*Data extracts*.
--- --- ---
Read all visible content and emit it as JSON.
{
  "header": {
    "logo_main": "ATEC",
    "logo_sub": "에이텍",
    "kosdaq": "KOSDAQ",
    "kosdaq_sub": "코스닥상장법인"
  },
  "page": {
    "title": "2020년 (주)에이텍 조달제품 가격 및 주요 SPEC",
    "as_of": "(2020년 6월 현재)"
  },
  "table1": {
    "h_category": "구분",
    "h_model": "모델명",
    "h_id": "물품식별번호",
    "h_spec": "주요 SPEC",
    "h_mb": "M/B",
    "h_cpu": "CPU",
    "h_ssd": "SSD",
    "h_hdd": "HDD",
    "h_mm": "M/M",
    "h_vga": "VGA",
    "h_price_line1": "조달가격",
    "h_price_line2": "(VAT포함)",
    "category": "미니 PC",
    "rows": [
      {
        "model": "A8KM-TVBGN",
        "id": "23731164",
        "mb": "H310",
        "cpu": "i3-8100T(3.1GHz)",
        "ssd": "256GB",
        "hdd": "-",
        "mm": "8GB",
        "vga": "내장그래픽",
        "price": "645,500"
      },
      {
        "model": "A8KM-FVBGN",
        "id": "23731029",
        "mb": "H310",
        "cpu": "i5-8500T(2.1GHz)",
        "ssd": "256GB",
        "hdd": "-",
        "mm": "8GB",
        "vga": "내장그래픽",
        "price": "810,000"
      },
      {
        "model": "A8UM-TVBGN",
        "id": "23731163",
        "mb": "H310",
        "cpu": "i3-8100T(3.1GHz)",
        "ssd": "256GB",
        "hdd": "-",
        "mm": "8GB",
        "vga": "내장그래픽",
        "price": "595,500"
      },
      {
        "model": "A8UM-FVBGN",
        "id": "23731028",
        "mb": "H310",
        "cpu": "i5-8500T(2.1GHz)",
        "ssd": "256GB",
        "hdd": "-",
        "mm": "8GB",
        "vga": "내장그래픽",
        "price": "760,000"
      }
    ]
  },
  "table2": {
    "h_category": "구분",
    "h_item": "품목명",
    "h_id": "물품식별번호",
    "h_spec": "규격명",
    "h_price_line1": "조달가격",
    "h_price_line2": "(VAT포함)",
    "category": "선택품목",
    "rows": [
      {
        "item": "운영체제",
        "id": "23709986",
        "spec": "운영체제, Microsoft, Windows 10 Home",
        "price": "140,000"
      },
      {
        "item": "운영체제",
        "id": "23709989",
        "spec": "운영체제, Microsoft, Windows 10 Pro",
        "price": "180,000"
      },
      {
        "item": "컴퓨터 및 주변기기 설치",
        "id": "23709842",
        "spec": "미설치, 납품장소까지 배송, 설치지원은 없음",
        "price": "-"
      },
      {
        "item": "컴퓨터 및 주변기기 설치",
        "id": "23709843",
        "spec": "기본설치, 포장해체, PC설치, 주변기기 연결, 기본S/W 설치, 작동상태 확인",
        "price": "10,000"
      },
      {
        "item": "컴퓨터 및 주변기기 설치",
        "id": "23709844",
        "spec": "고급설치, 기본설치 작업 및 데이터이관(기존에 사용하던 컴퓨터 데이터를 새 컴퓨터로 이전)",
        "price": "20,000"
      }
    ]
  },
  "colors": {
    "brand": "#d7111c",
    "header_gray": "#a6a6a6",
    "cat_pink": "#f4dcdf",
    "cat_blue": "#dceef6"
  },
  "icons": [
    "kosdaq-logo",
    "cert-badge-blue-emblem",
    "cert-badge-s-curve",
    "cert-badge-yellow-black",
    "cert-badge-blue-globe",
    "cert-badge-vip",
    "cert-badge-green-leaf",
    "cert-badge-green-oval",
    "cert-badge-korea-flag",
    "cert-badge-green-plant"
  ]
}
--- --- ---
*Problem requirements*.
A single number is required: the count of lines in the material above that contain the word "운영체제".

*Task result*.
4